The Kentucky Board of Tax Appeals (“KBTA”) recently held it lacked jurisdiction over disputes concerning the State’s 911 fund. The fund is operated and maintained by the Commercial Mobile Radio Service (“CMRS”) Board. In T-Mobile South LLC v. Kentucky Commercial Mobile Radio Serv. Emer. Telecommunications Bd., T-Mobile appealed a ruling issued by the CMRS Board denying T-Mobile’s claim for a refund of service charges it had remitted. The case was held in abeyance pending final resolution of Virgin Mobile U.S.A., L.P. v. Commonwealth of Kentucky, which addressed the same substantive issue, i.e., the collection of the service charge by wireless prepaid phone providers. The CMRS Board moved for dismissal based on lack of jurisdiction.

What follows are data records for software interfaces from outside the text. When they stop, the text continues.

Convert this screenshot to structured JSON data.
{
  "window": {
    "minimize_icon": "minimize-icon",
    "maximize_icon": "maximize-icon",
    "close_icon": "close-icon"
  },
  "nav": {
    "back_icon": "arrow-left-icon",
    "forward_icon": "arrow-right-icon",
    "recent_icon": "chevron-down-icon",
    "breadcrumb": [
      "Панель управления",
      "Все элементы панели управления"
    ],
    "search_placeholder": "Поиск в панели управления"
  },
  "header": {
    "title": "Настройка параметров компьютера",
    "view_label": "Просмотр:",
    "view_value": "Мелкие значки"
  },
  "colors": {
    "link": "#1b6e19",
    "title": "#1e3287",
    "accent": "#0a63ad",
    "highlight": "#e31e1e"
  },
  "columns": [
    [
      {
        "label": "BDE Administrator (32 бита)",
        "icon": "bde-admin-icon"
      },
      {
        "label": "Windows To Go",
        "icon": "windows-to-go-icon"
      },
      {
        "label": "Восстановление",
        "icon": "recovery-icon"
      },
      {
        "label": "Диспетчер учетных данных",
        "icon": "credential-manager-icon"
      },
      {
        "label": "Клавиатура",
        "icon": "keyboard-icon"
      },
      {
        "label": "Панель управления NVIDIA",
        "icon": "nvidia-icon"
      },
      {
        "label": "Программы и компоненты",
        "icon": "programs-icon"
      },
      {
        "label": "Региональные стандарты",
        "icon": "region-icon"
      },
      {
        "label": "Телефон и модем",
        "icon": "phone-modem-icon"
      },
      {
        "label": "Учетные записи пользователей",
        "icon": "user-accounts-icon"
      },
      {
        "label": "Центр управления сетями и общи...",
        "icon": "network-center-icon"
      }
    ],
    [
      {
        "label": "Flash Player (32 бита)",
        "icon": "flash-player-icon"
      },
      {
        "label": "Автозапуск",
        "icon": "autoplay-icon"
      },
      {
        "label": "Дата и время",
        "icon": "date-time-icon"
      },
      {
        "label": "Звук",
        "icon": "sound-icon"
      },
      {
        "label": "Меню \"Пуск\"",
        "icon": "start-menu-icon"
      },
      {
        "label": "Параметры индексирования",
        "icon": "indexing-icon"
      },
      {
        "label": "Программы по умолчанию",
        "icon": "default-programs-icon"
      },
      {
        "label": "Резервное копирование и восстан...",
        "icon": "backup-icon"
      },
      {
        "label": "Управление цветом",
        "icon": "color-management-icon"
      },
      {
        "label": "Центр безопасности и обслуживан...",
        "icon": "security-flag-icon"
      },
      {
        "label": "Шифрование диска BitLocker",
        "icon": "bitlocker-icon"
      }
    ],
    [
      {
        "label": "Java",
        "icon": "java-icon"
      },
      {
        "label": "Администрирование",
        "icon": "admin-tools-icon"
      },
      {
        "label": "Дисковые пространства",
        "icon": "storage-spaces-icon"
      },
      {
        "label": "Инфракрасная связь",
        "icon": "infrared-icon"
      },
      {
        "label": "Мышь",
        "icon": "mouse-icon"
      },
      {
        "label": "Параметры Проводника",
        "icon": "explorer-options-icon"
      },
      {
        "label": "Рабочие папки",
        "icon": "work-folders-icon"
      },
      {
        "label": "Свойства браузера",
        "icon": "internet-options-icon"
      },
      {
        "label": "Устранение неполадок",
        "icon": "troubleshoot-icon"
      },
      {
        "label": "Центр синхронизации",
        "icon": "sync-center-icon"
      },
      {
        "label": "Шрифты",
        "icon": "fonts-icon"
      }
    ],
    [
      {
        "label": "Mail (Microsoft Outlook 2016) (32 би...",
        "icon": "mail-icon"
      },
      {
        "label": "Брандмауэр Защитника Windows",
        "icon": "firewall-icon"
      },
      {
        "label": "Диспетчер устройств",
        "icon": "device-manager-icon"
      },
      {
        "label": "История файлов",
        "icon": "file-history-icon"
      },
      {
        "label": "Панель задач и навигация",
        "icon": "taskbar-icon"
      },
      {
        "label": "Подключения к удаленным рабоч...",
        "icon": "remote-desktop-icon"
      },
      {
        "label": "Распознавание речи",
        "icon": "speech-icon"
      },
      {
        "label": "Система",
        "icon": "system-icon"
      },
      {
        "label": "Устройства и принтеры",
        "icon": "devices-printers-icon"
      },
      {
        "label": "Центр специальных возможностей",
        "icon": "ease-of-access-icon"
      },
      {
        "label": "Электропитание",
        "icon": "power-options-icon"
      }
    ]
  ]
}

Interestingly, the motion to dismiss initially was denied by the KBTA without explanation, but the issue was revisited when new members of the KBTA took office.
The KBTA’s jurisdictional statute, KRS § 131.340, empowers it to hear final rulings “of any agency of state government affecting revenue and taxation”. The issue presented was whether the KBTA had jurisdiction to hear an appeal in which the petitioner sought a refund of the 911 service charge. Pursuant to statute, the CMRS Board collects the 911 service charge from wireless providers to implement and maintain an enhanced wireless 911 service. The service charge goes into the “CMRS fund”.
The parties’ arguments centered upon whether the service charge is a “fee” or a “tax”. Unlike taxes, fees must bear a relationship to the cost of administering the regulatory program. T-Mobile argued the service charge is a tax because the amounts collected from the service charge exceed those expended in administration and enforcement of the CMRS statutes. However, the CMRS Board argued, and the KBTA agreed, that the statute governing the service charge – KRS § 65.7631 – clearly provides that all funds collected are used to establish and improve E911 services. T-Mobile also claimed the service charge was paid directly to the Kentucky State Treasurer, and this direct payment made the charge a tax, although information at oral argument revealed the money was then transferred from the General Fund to the CMRS fund. The KBTA found that whether money was initially deposited into the state treasury or a special fund was not dispositive of whether the charge was a “fee” or “tax”. Because it found the service charge was a fee over which it had no jurisdiction, the KBTA dismissed T-Mobile’s appeal.
 File No. K09-R-24 (KBTA Sept. 23, 2015).
 2012-SC-000621-DG & 2012-SC-00626-DG (Ky. Dec. 18, 2014) (to be published).